First events in stem cells becoming specialized cells needed for organ development
Cell biologists at the University of Toronto shed light on the very first step stem cells go through to turn into the specialized cells that make up organs.

Surprising research result: All immature cells can develop into stem cells
New sensational study conducted at the University of Copenhagen disproves traditional knowledge of stem cell development.

The development of brain stem cells into new nerve cells and why this can lead to cancer
Stem cells are true Jacks-of-all-trades of our bodies, as they can turn into the many different cell types of all organs.

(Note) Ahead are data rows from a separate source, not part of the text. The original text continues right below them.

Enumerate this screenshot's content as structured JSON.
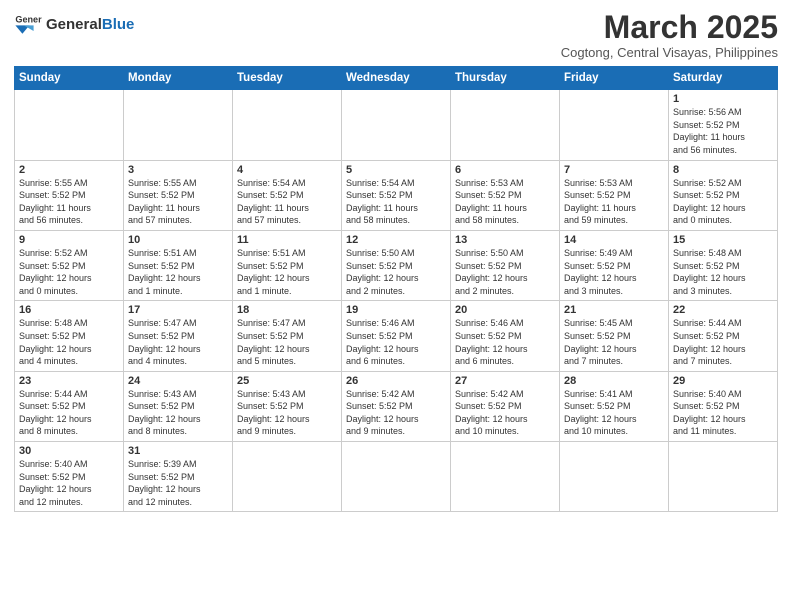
{
  "header": {
    "logo_general": "General",
    "logo_blue": "Blue",
    "month_title": "March 2025",
    "subtitle": "Cogtong, Central Visayas, Philippines"
  },
  "days_of_week": [
    "Sunday",
    "Monday",
    "Tuesday",
    "Wednesday",
    "Thursday",
    "Friday",
    "Saturday"
  ],
  "weeks": [
    [
      {
        "day": "",
        "info": ""
      },
      {
        "day": "",
        "info": ""
      },
      {
        "day": "",
        "info": ""
      },
      {
        "day": "",
        "info": ""
      },
      {
        "day": "",
        "info": ""
      },
      {
        "day": "",
        "info": ""
      },
      {
        "day": "1",
        "info": "Sunrise: 5:56 AM\nSunset: 5:52 PM\nDaylight: 11 hours\nand 56 minutes."
      }
    ],
    [
      {
        "day": "2",
        "info": "Sunrise: 5:55 AM\nSunset: 5:52 PM\nDaylight: 11 hours\nand 56 minutes."
      },
      {
        "day": "3",
        "info": "Sunrise: 5:55 AM\nSunset: 5:52 PM\nDaylight: 11 hours\nand 57 minutes."
      },
      {
        "day": "4",
        "info": "Sunrise: 5:54 AM\nSunset: 5:52 PM\nDaylight: 11 hours\nand 57 minutes."
      },
      {
        "day": "5",
        "info": "Sunrise: 5:54 AM\nSunset: 5:52 PM\nDaylight: 11 hours\nand 58 minutes."
      },
      {
        "day": "6",
        "info": "Sunrise: 5:53 AM\nSunset: 5:52 PM\nDaylight: 11 hours\nand 58 minutes."
      },
      {
        "day": "7",
        "info": "Sunrise: 5:53 AM\nSunset: 5:52 PM\nDaylight: 11 hours\nand 59 minutes."
      },
      {
        "day": "8",
        "info": "Sunrise: 5:52 AM\nSunset: 5:52 PM\nDaylight: 12 hours\nand 0 minutes."
      }
    ],
    [
      {
        "day": "9",
        "info": "Sunrise: 5:52 AM\nSunset: 5:52 PM\nDaylight: 12 hours\nand 0 minutes."
      },
      {
        "day": "10",
        "info": "Sunrise: 5:51 AM\nSunset: 5:52 PM\nDaylight: 12 hours\nand 1 minute."
      },
      {
        "day": "11",
        "info": "Sunrise: 5:51 AM\nSunset: 5:52 PM\nDaylight: 12 hours\nand 1 minute."
      },
      {
        "day": "12",
        "info": "Sunrise: 5:50 AM\nSunset: 5:52 PM\nDaylight: 12 hours\nand 2 minutes."
      },
      {
        "day": "13",
        "info": "Sunrise: 5:50 AM\nSunset: 5:52 PM\nDaylight: 12 hours\nand 2 minutes."
      },
      {
        "day": "14",
        "info": "Sunrise: 5:49 AM\nSunset: 5:52 PM\nDaylight: 12 hours\nand 3 minutes."
      },
      {
        "day": "15",
        "info": "Sunrise: 5:48 AM\nSunset: 5:52 PM\nDaylight: 12 hours\nand 3 minutes."
      }
    ],
    [
      {
        "day": "16",
        "info": "Sunrise: 5:48 AM\nSunset: 5:52 PM\nDaylight: 12 hours\nand 4 minutes."
      },
      {
        "day": "17",
        "info": "Sunrise: 5:47 AM\nSunset: 5:52 PM\nDaylight: 12 hours\nand 4 minutes."
      },
      {
        "day": "18",
        "info": "Sunrise: 5:47 AM\nSunset: 5:52 PM\nDaylight: 12 hours\nand 5 minutes."
      },
      {
        "day": "19",
        "info": "Sunrise: 5:46 AM\nSunset: 5:52 PM\nDaylight: 12 hours\nand 6 minutes."
      },
      {
        "day": "20",
        "info": "Sunrise: 5:46 AM\nSunset: 5:52 PM\nDaylight: 12 hours\nand 6 minutes."
      },
      {
        "day": "21",
        "info": "Sunrise: 5:45 AM\nSunset: 5:52 PM\nDaylight: 12 hours\nand 7 minutes."
      },
      {
        "day": "22",
        "info": "Sunrise: 5:44 AM\nSunset: 5:52 PM\nDaylight: 12 hours\nand 7 minutes."
      }
    ],
    [
      {
        "day": "23",
        "info": "Sunrise: 5:44 AM\nSunset: 5:52 PM\nDaylight: 12 hours\nand 8 minutes."
      },
      {
        "day": "24",
        "info": "Sunrise: 5:43 AM\nSunset: 5:52 PM\nDaylight: 12 hours\nand 8 minutes."
      },
      {
        "day": "25",
        "info": "Sunrise: 5:43 AM\nSunset: 5:52 PM\nDaylight: 12 hours\nand 9 minutes."
      },
      {
        "day": "26",
        "info": "Sunrise: 5:42 AM\nSunset: 5:52 PM\nDaylight: 12 hours\nand 9 minutes."
      },
      {
        "day": "27",
        "info": "Sunrise: 5:42 AM\nSunset: 5:52 PM\nDaylight: 12 hours\nand 10 minutes."
      },
      {
        "day": "28",
        "info": "Sunrise: 5:41 AM\nSunset: 5:52 PM\nDaylight: 12 hours\nand 10 minutes."
      },
      {
        "day": "29",
        "info": "Sunrise: 5:40 AM\nSunset: 5:52 PM\nDaylight: 12 hours\nand 11 minutes."
      }
    ],
    [
      {
        "day": "30",
        "info": "Sunrise: 5:40 AM\nSunset: 5:52 PM\nDaylight: 12 hours\nand 12 minutes."
      },
      {
        "day": "31",
        "info": "Sunrise: 5:39 AM\nSunset: 5:52 PM\nDaylight: 12 hours\nand 12 minutes."
      },
      {
        "day": "",
        "info": ""
      },
      {
        "day": "",
        "info": ""
      },
      {
        "day": "",
        "info": ""
      },
      {
        "day": "",
        "info": ""
      },
      {
        "day": "",
        "info": ""
      }
    ]
  ]
}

Healthy blood stem cells have as many DNA mutations as leukemic cells
Researchers from the Princess Máxima Center for Pediatric Oncology have shown that the number of mutations in healthy and leukemic blood stem cells does not differ.

New method grows brain cells from stem cells quickly and efficiently
Researchers at Lund University in Sweden have developed a faster method to generate functional brain cells, called astrocytes, from embryonic stem cells.

NUS researchers confine mature cells to turn them into stem cells
Recent research led by Professor G.V. Shivashankar of the Mechanobiology Institute at the National University of Singapore and the FIRC Institute of Molecular Oncology in Italy, has revealed that mature cells can be reprogrammed into re-deployable stem cells without direct genetic modification -- by confining them to a defined geometric space for an extended period of time.

Researchers develop a new method for turning skin cells into pluripotent stem cells
Researchers at the University of Helsinki, Finland, and Karolinska Institutet, Sweden, have for the first time succeeded in converting human skin cells into pluripotent stem cells by activating the cell's own genes.

Read More: Stem Cells News and Stem Cells Current Events
Brightsurf.com is a participant in the Amazon Services LLC Associates Program, an affiliate advertising program designed to provide a means for sites to earn advertising fees by advertising and linking to Amazon.com.